_Your objective_: In the entries below, how many lines hold the word "расход"? Answer with the number only.

_Dataset rows describing interfaces_:
########
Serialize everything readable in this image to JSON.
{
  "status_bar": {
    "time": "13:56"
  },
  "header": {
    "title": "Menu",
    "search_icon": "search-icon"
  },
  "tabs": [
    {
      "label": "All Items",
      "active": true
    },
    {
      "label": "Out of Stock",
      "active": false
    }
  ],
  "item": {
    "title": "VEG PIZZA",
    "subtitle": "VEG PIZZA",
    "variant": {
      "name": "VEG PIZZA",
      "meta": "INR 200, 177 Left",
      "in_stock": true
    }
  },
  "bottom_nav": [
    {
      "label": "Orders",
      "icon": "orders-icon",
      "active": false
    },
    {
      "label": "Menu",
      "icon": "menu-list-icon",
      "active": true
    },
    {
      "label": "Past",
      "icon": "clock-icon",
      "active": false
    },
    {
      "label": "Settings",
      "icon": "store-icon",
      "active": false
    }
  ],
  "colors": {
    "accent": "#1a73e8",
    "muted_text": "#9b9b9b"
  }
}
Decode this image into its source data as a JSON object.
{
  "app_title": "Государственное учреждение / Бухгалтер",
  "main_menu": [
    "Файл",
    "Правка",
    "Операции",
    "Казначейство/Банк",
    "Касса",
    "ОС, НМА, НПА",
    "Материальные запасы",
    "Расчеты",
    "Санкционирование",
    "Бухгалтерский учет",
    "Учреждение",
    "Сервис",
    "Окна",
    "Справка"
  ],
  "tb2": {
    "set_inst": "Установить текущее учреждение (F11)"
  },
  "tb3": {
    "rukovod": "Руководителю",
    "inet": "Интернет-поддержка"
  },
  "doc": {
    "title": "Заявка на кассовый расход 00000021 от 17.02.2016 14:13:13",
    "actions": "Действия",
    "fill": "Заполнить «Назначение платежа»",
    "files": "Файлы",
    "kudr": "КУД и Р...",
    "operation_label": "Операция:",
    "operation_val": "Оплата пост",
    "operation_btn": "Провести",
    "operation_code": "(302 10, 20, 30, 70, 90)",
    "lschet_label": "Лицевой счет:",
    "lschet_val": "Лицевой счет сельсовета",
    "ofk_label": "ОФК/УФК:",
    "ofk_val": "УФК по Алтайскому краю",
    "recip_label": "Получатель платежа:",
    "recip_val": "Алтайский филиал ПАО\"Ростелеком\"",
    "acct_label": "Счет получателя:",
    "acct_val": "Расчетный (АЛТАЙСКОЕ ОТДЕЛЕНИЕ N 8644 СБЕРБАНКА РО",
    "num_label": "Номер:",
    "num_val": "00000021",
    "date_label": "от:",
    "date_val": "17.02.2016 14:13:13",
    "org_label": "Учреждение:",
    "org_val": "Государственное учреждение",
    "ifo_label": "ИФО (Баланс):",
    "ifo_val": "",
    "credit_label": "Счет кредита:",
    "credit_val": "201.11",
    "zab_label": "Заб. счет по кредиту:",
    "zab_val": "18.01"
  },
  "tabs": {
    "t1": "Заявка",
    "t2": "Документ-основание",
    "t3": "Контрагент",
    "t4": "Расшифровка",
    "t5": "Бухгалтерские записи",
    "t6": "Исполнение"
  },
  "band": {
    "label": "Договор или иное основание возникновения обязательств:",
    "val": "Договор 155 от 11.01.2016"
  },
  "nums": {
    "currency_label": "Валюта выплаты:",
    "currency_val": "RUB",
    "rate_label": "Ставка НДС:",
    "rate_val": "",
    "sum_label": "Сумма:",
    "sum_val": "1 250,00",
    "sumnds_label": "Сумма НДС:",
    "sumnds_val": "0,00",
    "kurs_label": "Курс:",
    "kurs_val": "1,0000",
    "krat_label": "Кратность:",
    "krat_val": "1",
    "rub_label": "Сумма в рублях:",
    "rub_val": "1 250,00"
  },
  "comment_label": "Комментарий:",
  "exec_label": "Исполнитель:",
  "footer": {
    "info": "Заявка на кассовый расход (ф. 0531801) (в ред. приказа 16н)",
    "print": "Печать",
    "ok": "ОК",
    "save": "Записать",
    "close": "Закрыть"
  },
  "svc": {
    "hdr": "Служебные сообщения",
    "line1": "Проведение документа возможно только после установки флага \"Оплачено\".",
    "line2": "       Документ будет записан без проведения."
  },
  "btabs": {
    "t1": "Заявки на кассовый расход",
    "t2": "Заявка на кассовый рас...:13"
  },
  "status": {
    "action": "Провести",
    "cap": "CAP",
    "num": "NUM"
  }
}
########
_Task response_: 3